Students spin their work into (Silver)
The York Corridor outside of the Faculty of Fine Arts (FOFA) Gallery overflowed recently with celebrating almost-grads, their supporters, and the curious, all flipping through copies of (Silver).
The book launch on March 31 was the result of the decision by the nearly three dozen 400-level students completing Concordia’s photography program this year to publish a volume of their works instead of holding the traditional final exhibition.
Claire Forsyth, who along with Éléonore Gauthier, Patryk Stasieczek and Isabelle Landry, acted as a class coordinator for the project. “This year faculty and students decided that a publication was the best way to regain that focus. There was a great emphasis on the book as an art object, not just a catalogue,” says Forsyth.
The two 400-level courses are taught by Evergon, who recently curated the Domestic Queens exhibition at the FOFA Gallery, and Geneviève Cadieux, whose contribution to visual and media arts earned her a Governor General’s Award this year.

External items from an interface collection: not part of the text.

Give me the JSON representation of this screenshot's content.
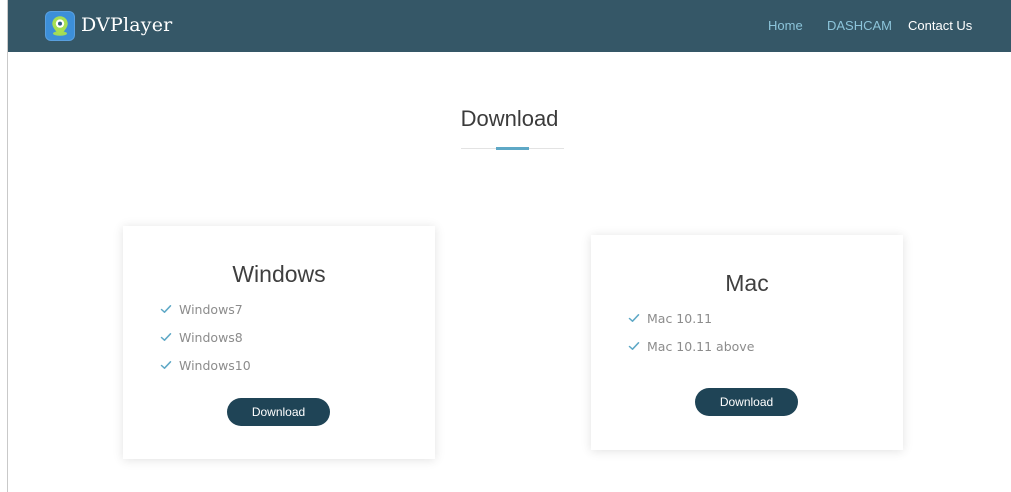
{
  "header": {
    "brand": "DVPlayer",
    "brand_icon": "map-pin-icon",
    "nav": {
      "home": "Home",
      "dashcam": "DASHCAM",
      "contact": "Contact Us"
    }
  },
  "main": {
    "title": "Download"
  },
  "cards": {
    "windows": {
      "title": "Windows",
      "items": [
        "Windows7",
        "Windows8",
        "Windows10"
      ],
      "button_label": "Download"
    },
    "mac": {
      "title": "Mac",
      "items": [
        "Mac 10.11",
        "Mac 10.11 above"
      ],
      "button_label": "Download"
    }
  },
  "colors": {
    "navbar": "#355767",
    "accent": "#5ea8c6",
    "button": "#1f4456",
    "check": "#5ea8c6"
  }
}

Their photographs are splashed throughout the book, designed by Concordia design students Sean Yendrys and Duc Tran. Forsyth emphasizes the importance of the text in the book as well.
That text was the contribution of the two experts invited to discuss the students’ work with them in the classes: jake moore (director of the FOFA Gallery) with Cadieux’s class and Art History Phd candidate Mark Clintberg with Evergon’s. They wrote introductions and short texts about each artist’s work.

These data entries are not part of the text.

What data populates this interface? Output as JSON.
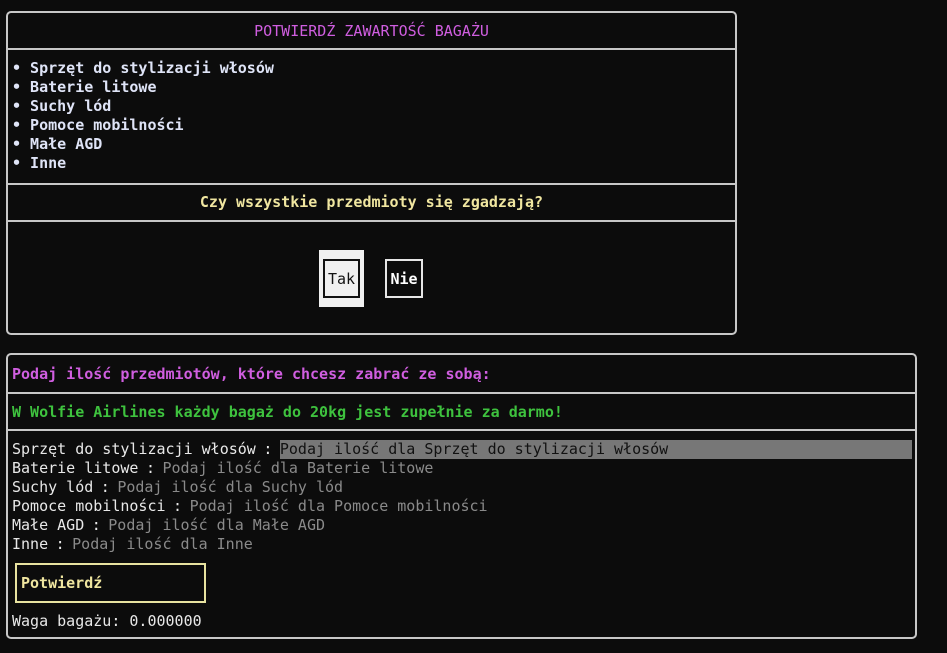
{
  "confirm_panel": {
    "title": "POTWIERDŹ ZAWARTOŚĆ BAGAŻU",
    "items": [
      "• Sprzęt do stylizacji włosów",
      "• Baterie litowe",
      "• Suchy lód",
      "• Pomoce mobilności",
      "• Małe AGD",
      "• Inne"
    ],
    "question": "Czy wszystkie przedmioty się zgadzają?",
    "yes_label": "Tak",
    "no_label": "Nie"
  },
  "quantity_panel": {
    "prompt": "Podaj ilość przedmiotów, które chcesz zabrać ze sobą:",
    "promo": "W Wolfie Airlines każdy bagaż do 20kg jest zupełnie za darmo!",
    "separator": ":",
    "rows": [
      {
        "label": "Sprzęt do stylizacji włosów",
        "placeholder": "Podaj ilość dla Sprzęt do stylizacji włosów"
      },
      {
        "label": "Baterie litowe",
        "placeholder": "Podaj ilość dla Baterie litowe"
      },
      {
        "label": "Suchy lód",
        "placeholder": "Podaj ilość dla Suchy lód"
      },
      {
        "label": "Pomoce mobilności",
        "placeholder": "Podaj ilość dla Pomoce mobilności"
      },
      {
        "label": "Małe AGD",
        "placeholder": "Podaj ilość dla Małe AGD"
      },
      {
        "label": "Inne",
        "placeholder": "Podaj ilość dla Inne"
      }
    ],
    "confirm_label": "Potwierdź",
    "weight_text": "Waga bagażu: 0.000000"
  },
  "colors": {
    "accent_magenta": "#d05ee0",
    "accent_yellow": "#f0e6a0",
    "promo_green": "#3ec23e",
    "focus_bg": "#777777"
  }
}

And while (Silver)’s launch was a success, the task of publishing the large-scale, full-colour volume might have proven more complex than initially anticipated. Coordinating student work and student designers, preparing the material and getting it to the publisher took a lot of effort, as did financing the project. “It was a great experience to work closely with designers and writers and to understand the process of creating this kind of publication,” says Forsyth.

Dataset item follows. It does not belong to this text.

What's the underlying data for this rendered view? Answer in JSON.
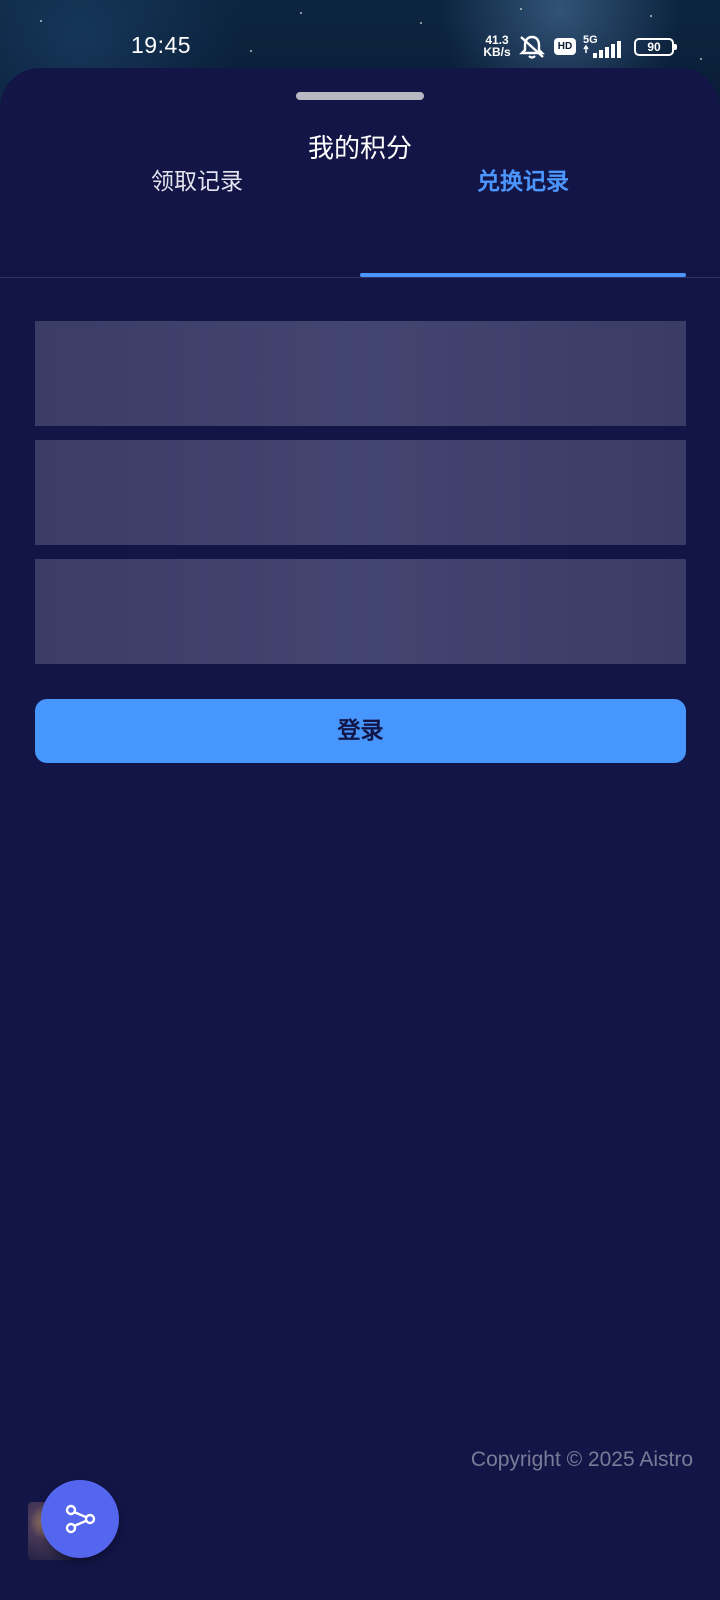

Moore’s introduction helps define the importance of (Silver) as title and metaphor for the project.
In addition to having played an important role in early methods of photographic development, she writes, “As the most conductive element, it is often used in the electronic end of telecommunications and digital imaging technologies, and it is the metal used in the most valuable of mirrors ... Like their elemental origins, the works are potentially transformative, conductive, shiny, and reflective.”
The limited edition of 500 copies was financed through a number of fundraising efforts coordinated by the students, ranging from bake sales to print auctions. Additional support was provided by the Faculty of Fine Arts, the FOFA Gallery, the Fine Arts Student Alliance, Concordia University, and the Concordia University Alumni Association.
Copies are available at the FOFA Gallery (1515 Ste-Catherine St. W.).
• Learn more about the photographers and see the works
• Faculty of Fine Arts Gallery